What to produce - Set down the data again in full, keeping every line exactly as it is.

Data for review -

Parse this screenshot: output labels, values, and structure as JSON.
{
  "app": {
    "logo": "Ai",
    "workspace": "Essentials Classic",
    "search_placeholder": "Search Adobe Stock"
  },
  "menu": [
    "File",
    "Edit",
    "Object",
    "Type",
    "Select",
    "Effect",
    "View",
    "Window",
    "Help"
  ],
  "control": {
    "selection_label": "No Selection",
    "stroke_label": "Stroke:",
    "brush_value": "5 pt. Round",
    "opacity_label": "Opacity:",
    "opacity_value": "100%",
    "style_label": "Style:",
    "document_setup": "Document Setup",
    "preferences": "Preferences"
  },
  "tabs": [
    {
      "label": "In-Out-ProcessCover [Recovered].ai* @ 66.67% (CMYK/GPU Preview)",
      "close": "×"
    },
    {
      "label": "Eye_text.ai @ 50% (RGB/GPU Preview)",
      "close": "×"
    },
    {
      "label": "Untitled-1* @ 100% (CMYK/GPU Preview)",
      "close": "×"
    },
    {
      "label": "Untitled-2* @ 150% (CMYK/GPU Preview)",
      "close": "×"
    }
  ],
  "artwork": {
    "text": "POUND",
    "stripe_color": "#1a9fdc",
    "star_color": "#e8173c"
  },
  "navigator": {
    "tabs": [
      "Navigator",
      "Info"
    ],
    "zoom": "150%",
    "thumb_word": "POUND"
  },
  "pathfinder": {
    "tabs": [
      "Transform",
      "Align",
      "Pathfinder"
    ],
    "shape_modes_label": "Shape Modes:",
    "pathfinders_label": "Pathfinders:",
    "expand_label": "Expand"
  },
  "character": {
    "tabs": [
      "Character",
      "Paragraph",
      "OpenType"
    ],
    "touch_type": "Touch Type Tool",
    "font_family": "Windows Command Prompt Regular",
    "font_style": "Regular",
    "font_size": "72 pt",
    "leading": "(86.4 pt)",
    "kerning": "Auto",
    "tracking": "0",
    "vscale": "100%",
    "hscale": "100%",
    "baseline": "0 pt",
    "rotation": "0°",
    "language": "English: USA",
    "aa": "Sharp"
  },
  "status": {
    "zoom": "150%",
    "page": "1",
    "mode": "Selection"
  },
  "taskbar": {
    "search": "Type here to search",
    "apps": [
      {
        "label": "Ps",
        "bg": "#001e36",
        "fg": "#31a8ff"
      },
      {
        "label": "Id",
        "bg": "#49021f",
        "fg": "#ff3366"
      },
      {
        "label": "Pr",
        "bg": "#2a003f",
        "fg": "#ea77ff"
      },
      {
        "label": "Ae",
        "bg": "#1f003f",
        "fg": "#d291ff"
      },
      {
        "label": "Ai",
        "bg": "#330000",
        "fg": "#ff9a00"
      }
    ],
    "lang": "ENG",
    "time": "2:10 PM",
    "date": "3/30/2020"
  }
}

Written response -
Parse this screenshot: output labels, values, and structure as JSON.
{
  "app": {
    "logo": "Ai",
    "workspace": "Essentials Classic",
    "search_placeholder": "Search Adobe Stock"
  },
  "menu": [
    "File",
    "Edit",
    "Object",
    "Type",
    "Select",
    "Effect",
    "View",
    "Window",
    "Help"
  ],
  "control": {
    "selection_label": "No Selection",
    "stroke_label": "Stroke:",
    "brush_value": "5 pt. Round",
    "opacity_label": "Opacity:",
    "opacity_value": "100%",
    "style_label": "Style:",
    "document_setup": "Document Setup",
    "preferences": "Preferences"
  },
  "tabs": [
    {
      "label": "In-Out-ProcessCover [Recovered].ai* @ 66.67% (CMYK/GPU Preview)",
      "close": "×"
    },
    {
      "label": "Eye_text.ai @ 50% (RGB/GPU Preview)",
      "close": "×"
    },
    {
      "label": "Untitled-1* @ 100% (CMYK/GPU Preview)",
      "close": "×"
    },
    {
      "label": "Untitled-2* @ 150% (CMYK/GPU Preview)",
      "close": "×"
    }
  ],
  "artwork": {
    "text": "POUND",
    "stripe_color": "#1a9fdc",
    "star_color": "#e8173c"
  },
  "navigator": {
    "tabs": [
      "Navigator",
      "Info"
    ],
    "zoom": "150%",
    "thumb_word": "POUND"
  },
  "pathfinder": {
    "tabs": [
      "Transform",
      "Align",
      "Pathfinder"
    ],
    "shape_modes_label": "Shape Modes:",
    "pathfinders_label": "Pathfinders:",
    "expand_label": "Expand"
  },
  "character": {
    "tabs": [
      "Character",
      "Paragraph",
      "OpenType"
    ],
    "touch_type": "Touch Type Tool",
    "font_family": "Windows Command Prompt Regular",
    "font_style": "Regular",
    "font_size": "72 pt",
    "leading": "(86.4 pt)",
    "kerning": "Auto",
    "tracking": "0",
    "vscale": "100%",
    "hscale": "100%",
    "baseline": "0 pt",
    "rotation": "0°",
    "language": "English: USA",
    "aa": "Sharp"
  },
  "status": {
    "zoom": "150%",
    "page": "1",
    "mode": "Selection"
  },
  "taskbar": {
    "search": "Type here to search",
    "apps": [
      {
        "label": "Ps",
        "bg": "#001e36",
        "fg": "#31a8ff"
      },
      {
        "label": "Id",
        "bg": "#49021f",
        "fg": "#ff3366"
      },
      {
        "label": "Pr",
        "bg": "#2a003f",
        "fg": "#ea77ff"
      },
      {
        "label": "Ae",
        "bg": "#1f003f",
        "fg": "#d291ff"
      },
      {
        "label": "Ai",
        "bg": "#330000",
        "fg": "#ff9a00"
      }
    ],
    "lang": "ENG",
    "time": "2:10 PM",
    "date": "3/30/2020"
  }
}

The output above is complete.